While some sulfties naturally occur in the fermentation process, added sulfites used in winemaking are a residue of natural gas and petroleum crude 3.
Okay, so drinking natural gas sounds gross, but is it bad for you?
Sulfites have been used as a food additive since 1664. The problem? Sulfites, in many cases, are used excessively and are known to have adverse health consequences. It has been suspected that a percentage of the population has a sulfite sensitivity that can induce reactions that range from mild to severe 4.
The FDA estimates that 1 out of 100 Americans or around 3,139,000 people are sulfite sensitive and that 5 out of 100 asthmatics are sulfite sensitive.
Sensitivity to sulfites can develop at any time during a person’s lifespan with some reactions being delayed and not showing up until a person’s forties or fifties. Sulfite sensitivity can manifest in many forms including dermatolical, pulmonary, gastrointestinal, and cardiovascular symptoms 5.
Is sulfite usage regulated?
The legal maximum sulfite level for U.S. wines is 350 ppm, with most wines averaging about 125 ppm. Naturally occurring levels of sulfur dioxide in a wine, without chemical additives, would weigh in at around 10-20 ppm.
On July 8, 1986 the FDA banned the use of sulfite preservatives in fresh vegetables and fruits that were intended to be served raw because they were linked to deaths and many illnesses 6. Additionally, Sulfites cannot be used in
products such as meats that serve as a good source of vitamin B1 because sulfites can scavenge that vitamin from foods.
Since 1987, the FDA has required that sulfites must be declared in cases when concentrations exceed 10ppm 7. According to the International Center for Alcohol Policies, the USA is required to disclose or declare sulfites in alcohol 8.
(They are also required to do the same for aspartame, a known carcinogen, which I didn’t even know was in alcohol).
Food products that contain undeclared sulfites above 10 ppm will be subject to the following potential recall actions 9:
Class I (greater than or equal to 10mg) recalls are the most serious and involve situations where there is a reasonable probability that exposure to the violative product will cause serious adverse health consequences or deaths.

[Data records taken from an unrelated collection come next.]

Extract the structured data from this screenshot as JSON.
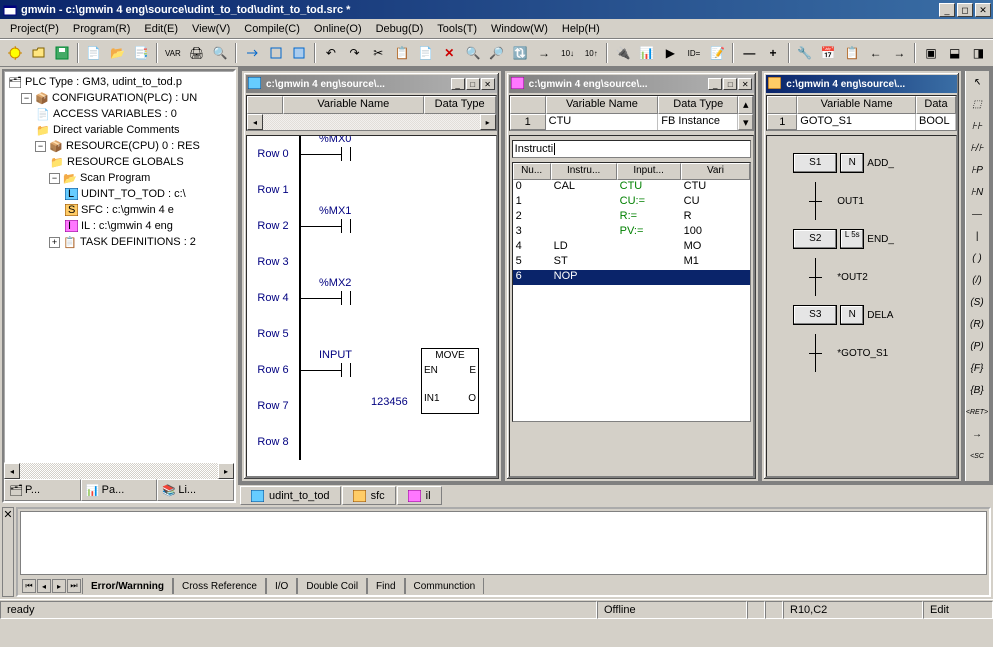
{
  "window": {
    "title": "gmwin - c:\\gmwin 4 eng\\source\\udint_to_tod\\udint_to_tod.src *"
  },
  "menu": {
    "items": [
      "Project(P)",
      "Program(R)",
      "Edit(E)",
      "View(V)",
      "Compile(C)",
      "Online(O)",
      "Debug(D)",
      "Tools(T)",
      "Window(W)",
      "Help(H)"
    ]
  },
  "tree": {
    "n0": "PLC Type : GM3, udint_to_tod.p",
    "n1": "CONFIGURATION(PLC) : UN",
    "n2": "ACCESS VARIABLES :  0",
    "n3": "Direct variable Comments",
    "n4": "RESOURCE(CPU) 0 :  RES",
    "n5": "RESOURCE GLOBALS",
    "n6": "Scan Program",
    "n7": "UDINT_TO_TOD : c:\\",
    "n8": "SFC : c:\\gmwin 4 e",
    "n9": "IL : c:\\gmwin 4 eng",
    "n10": "TASK DEFINITIONS :  2"
  },
  "side_tabs": {
    "t0": "P...",
    "t1": "Pa...",
    "t2": "Li..."
  },
  "mdi": {
    "win1_title": "c:\\gmwin 4 eng\\source\\...",
    "win2_title": "c:\\gmwin 4 eng\\source\\...",
    "win3_title": "c:\\gmwin 4 eng\\source\\...",
    "tabs": {
      "t0": "udint_to_tod",
      "t1": "sfc",
      "t2": "il"
    }
  },
  "ladder": {
    "head_var": "Variable Name",
    "head_type": "Data Type",
    "r0": "Row 0",
    "r1": "Row 1",
    "r2": "Row 2",
    "r3": "Row 3",
    "r4": "Row 4",
    "r5": "Row 5",
    "r6": "Row 6",
    "r7": "Row 7",
    "r8": "Row 8",
    "c0": "%MX0",
    "c1": "%MX1",
    "c2": "%MX2",
    "cinput": "INPUT",
    "fn_move": "MOVE",
    "fn_en": "EN",
    "fn_e": "E",
    "fn_in1": "IN1",
    "fn_o": "O",
    "val": "123456"
  },
  "il": {
    "head_var": "Variable Name",
    "head_type": "Data Type",
    "row0_name": "CTU",
    "row0_type": "FB Instance",
    "input_label": "Instructi",
    "h_num": "Nu...",
    "h_instr": "Instru...",
    "h_input": "Input...",
    "h_vari": "Vari",
    "rows": [
      {
        "n": "0",
        "i": "CAL",
        "in": "CTU",
        "v": "CTU"
      },
      {
        "n": "1",
        "i": "",
        "in": "CU:=",
        "v": "CU"
      },
      {
        "n": "2",
        "i": "",
        "in": "R:=",
        "v": "R"
      },
      {
        "n": "3",
        "i": "",
        "in": "PV:=",
        "v": "100"
      },
      {
        "n": "4",
        "i": "LD",
        "in": "",
        "v": "MO"
      },
      {
        "n": "5",
        "i": "ST",
        "in": "",
        "v": "M1"
      },
      {
        "n": "6",
        "i": "NOP",
        "in": "",
        "v": ""
      }
    ]
  },
  "sfc": {
    "head_var": "Variable Name",
    "head_type": "Data",
    "row0_name": "GOTO_S1",
    "row0_type": "BOOL",
    "s1": "S1",
    "n1": "N",
    "a1": "ADD_",
    "t1": "OUT1",
    "s2": "S2",
    "n2": "L 5s",
    "a2": "END_",
    "t2": "*OUT2",
    "s3": "S3",
    "n3": "N",
    "a3": "DELA",
    "t3": "*GOTO_S1"
  },
  "output_tabs": {
    "t0": "Error/Warnning",
    "t1": "Cross Reference",
    "t2": "I/O",
    "t3": "Double Coil",
    "t4": "Find",
    "t5": "Communction"
  },
  "status": {
    "ready": "ready",
    "offline": "Offline",
    "pos": "R10,C2",
    "mode": "Edit"
  }
}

FDA is aware of deaths occurring among sulfite-sensitive asthmatics
Class II (3.7 -9.9 mg) recalls include situations where exposure to the violative product may cause temporary or medically reversible adverse health consequences or where the probability of serious adverse health consequences is rare

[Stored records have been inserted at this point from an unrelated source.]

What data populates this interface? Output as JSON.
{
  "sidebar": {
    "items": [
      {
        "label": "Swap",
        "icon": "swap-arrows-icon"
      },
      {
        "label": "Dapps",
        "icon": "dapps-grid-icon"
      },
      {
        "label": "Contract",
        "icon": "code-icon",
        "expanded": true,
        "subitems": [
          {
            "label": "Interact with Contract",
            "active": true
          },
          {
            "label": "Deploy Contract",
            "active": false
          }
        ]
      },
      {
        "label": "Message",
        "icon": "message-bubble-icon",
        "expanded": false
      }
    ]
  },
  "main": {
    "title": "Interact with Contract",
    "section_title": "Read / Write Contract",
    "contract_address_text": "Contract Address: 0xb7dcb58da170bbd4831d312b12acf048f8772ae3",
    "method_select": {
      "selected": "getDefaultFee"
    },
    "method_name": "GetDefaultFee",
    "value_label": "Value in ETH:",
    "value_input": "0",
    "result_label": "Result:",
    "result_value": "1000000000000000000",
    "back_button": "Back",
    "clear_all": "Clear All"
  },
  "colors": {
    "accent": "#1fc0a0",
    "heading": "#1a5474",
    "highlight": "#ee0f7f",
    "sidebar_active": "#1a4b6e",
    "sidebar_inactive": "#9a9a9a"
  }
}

Class III (less than 3.7mg) recalls includes situations where exposure to the violative product is not likely to cause adverse health consequences.recalls includes situations where exposure to the violative product is not likely to cause adverse health consequences
Is one wine safer than another?
Sweet white dessert wines contain the most sulfites, then blush wines and semi-sweet white wines coming in at a close second. The middle ground is a dry white wine. Dry red wines have the lowest sulfite levels. Additionally beer, cocktail mixes, and wine coolers also may contain sulfites.
My advice, avoid anything with sulfur dioxide, potassium bisulfite, potassium metabisulfite, sodium bisulfite, sodium metabisulfite, or sodium sulfite on the label and go with Organic. Organic wines, by definition, do not have any added chemicals, including sulfites so you can rest assured that you are not drinking natural gas or putting yourself at potential risk of sulfite induced illness.
*NOTE: The FDA regulates the use of sulfites in drugs and food, while the United States Department of Agriculture (USDA) regulates the use of sulfites in meat and poultry. The Bureau of Alcohol, Tobacco and Firearms (BATF) regulates the use of sulfites in alcoholic beverages and the use of sulfur dioxide as a fungicide on grapes comes under the authority of the Environmental Protection Agency (EPA).
*NOTE: When you try to SEARCH sulfite on the ATF website, nothing comes up.
*NOTE NOTE: On the FDA Food Additivies and Ingredients list, food starches contain sulfur dioxide, sodium metabisulfite is found in fruit
jellies, sodium sulfite is is also used as a boiler additive.